With United’s proposed routes representing five of the six largest metropolitan areas in the U.S. mainland and a combined population of nearly 56 million, the new flights requested in this proceeding will provide consumers with more choices and more convenient options when selecting Tokyo Haneda for their travel plans.
United President Scott Kirby said:
If awarded by the DOT, these new nonstop flights would expand United’s best-in-class Japan route network to better meet demand from U.S. consumers and businesses. Tokyo is a hub of 21st century global commerce and innovation. Our proposed flights to Tokyo Haneda will offer an unrivalled experience and maximise choice and convenience for our customers traveling between the United States and Tokyo for the Olympic Games Tokyo 2020 and beyond.
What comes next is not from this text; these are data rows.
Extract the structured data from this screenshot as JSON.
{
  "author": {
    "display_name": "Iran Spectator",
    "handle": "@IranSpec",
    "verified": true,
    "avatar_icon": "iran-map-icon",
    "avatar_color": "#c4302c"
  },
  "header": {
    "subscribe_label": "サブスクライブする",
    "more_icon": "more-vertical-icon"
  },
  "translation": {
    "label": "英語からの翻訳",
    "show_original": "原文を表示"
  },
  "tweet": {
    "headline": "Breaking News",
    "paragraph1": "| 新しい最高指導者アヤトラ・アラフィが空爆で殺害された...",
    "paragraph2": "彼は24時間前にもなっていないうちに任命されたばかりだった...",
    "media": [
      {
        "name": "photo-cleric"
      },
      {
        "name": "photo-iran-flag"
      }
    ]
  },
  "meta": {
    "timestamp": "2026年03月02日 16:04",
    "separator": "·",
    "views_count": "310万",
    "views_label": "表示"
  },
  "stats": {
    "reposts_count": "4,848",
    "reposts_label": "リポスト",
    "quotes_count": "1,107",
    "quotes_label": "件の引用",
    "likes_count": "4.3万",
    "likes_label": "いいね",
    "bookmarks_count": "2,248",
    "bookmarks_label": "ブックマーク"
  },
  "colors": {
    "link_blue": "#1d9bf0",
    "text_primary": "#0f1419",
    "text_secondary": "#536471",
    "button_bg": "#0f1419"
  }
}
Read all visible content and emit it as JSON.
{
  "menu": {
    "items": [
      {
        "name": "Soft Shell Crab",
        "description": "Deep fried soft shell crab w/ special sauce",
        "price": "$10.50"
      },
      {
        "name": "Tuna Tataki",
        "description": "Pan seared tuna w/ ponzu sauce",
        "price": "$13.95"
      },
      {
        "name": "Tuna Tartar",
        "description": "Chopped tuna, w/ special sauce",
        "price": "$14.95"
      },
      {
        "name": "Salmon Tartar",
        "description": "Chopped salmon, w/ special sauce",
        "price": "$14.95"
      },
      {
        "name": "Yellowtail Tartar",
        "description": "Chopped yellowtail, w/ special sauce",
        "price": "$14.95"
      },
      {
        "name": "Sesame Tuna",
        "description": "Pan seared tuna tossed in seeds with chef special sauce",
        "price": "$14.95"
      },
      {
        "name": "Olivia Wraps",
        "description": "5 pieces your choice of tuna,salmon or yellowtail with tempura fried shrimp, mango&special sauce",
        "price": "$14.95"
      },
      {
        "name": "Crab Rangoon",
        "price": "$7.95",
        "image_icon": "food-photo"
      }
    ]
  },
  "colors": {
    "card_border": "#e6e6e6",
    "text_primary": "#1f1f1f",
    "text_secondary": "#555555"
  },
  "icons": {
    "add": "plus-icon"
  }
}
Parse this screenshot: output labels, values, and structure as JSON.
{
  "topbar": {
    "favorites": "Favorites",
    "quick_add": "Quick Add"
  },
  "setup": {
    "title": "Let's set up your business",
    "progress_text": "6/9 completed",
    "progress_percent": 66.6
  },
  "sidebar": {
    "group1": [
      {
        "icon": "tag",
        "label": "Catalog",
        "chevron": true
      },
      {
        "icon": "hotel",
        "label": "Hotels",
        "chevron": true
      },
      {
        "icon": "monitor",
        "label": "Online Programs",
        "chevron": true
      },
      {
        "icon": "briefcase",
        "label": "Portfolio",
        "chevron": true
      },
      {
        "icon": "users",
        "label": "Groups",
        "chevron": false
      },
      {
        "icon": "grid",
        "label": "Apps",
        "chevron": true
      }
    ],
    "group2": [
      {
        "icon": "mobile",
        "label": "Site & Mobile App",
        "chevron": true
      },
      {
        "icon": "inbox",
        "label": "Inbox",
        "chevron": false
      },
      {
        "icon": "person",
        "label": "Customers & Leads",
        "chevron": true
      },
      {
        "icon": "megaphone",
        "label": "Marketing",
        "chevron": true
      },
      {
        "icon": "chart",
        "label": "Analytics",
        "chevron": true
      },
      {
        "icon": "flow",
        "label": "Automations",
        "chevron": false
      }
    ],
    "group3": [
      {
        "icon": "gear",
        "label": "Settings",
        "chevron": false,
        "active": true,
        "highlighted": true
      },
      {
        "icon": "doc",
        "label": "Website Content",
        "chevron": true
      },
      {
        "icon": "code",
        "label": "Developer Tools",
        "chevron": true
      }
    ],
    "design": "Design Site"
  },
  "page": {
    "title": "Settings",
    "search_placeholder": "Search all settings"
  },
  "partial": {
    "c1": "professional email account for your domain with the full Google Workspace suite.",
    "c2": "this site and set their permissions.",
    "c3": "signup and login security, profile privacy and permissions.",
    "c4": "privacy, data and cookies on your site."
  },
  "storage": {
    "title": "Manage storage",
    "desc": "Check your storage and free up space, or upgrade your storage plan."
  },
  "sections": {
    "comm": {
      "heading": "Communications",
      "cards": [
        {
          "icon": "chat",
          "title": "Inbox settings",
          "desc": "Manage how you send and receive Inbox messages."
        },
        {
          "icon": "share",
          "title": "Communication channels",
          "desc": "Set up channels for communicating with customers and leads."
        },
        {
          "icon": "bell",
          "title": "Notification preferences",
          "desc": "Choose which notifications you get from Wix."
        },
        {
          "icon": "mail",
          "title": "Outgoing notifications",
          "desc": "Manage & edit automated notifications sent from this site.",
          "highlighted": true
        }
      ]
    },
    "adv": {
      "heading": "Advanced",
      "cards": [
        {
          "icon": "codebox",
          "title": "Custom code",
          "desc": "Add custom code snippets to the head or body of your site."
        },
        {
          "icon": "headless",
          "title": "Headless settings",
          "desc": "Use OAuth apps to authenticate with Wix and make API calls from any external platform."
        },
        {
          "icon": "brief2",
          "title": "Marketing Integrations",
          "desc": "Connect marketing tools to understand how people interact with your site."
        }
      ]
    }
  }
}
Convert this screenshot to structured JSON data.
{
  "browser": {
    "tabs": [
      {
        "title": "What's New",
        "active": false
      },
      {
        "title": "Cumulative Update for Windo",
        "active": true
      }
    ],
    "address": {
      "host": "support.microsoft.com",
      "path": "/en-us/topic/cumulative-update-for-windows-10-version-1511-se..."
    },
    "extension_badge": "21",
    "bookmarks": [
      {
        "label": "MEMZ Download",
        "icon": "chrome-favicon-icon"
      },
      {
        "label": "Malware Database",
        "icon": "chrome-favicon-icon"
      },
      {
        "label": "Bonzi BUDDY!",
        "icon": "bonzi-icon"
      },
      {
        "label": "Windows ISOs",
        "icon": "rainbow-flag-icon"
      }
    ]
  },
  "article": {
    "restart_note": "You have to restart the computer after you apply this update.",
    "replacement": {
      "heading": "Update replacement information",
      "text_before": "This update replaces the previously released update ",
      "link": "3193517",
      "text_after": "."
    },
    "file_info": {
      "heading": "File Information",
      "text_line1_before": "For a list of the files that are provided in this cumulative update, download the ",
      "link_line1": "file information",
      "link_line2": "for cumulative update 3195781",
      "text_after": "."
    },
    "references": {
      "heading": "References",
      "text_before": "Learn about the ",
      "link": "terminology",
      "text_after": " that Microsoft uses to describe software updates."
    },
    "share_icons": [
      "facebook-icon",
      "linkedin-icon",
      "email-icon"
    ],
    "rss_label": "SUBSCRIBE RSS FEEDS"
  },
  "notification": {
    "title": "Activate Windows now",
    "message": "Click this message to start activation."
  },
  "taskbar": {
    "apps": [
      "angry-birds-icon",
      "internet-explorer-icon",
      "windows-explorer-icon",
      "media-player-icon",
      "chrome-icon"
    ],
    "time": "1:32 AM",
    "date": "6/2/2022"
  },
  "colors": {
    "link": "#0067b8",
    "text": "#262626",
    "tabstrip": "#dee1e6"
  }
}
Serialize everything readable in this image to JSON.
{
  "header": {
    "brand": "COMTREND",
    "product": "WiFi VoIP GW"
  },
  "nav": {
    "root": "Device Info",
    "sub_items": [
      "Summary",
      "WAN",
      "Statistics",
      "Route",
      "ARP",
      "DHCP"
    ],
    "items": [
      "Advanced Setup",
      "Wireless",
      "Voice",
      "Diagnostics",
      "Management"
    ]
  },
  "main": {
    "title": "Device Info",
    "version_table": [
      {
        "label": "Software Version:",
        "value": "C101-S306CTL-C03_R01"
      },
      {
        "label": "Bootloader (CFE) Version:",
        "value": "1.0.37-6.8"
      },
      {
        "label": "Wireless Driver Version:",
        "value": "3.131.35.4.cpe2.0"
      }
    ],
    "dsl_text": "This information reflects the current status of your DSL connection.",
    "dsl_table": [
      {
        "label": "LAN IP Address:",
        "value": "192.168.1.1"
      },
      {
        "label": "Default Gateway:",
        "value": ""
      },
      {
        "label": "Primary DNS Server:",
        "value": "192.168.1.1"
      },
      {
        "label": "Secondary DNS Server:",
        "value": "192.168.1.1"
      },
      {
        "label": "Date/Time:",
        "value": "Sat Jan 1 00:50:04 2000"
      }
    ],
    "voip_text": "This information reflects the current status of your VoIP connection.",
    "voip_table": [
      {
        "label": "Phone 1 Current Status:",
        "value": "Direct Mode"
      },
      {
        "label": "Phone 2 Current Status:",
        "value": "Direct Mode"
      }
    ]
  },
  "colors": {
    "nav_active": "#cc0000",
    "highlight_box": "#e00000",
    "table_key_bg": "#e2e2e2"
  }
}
United’s proposed daily flights from Newark/New York, Los Angeles and Guam would supplement the airline’s existing daily flights between those hubs and Tokyo’s Narita International Airport, while United would shift existing daily nonstop Chicago, Washington D.C. and Houston flights from Tokyo Narita to Tokyo Haneda.
In 2019, United is focusing more than ever on its commitment to its customers, looking at every aspect of its business to ensure that the carrier keeps customers’ best interests at the heart of its service. In addition to this announcement, United recently released a re-imagined version of the most downloaded app in the airline industry and made DIRECTV free for every passenger on 211 aircraft, offering more than 100 channels on seat back monitors on more than 30,000 seats. The multimillion-dollar investment in improving inflight entertainment options will benefit the more than 29 million people expected to fly United’s DIRECTV-enabled planes this year.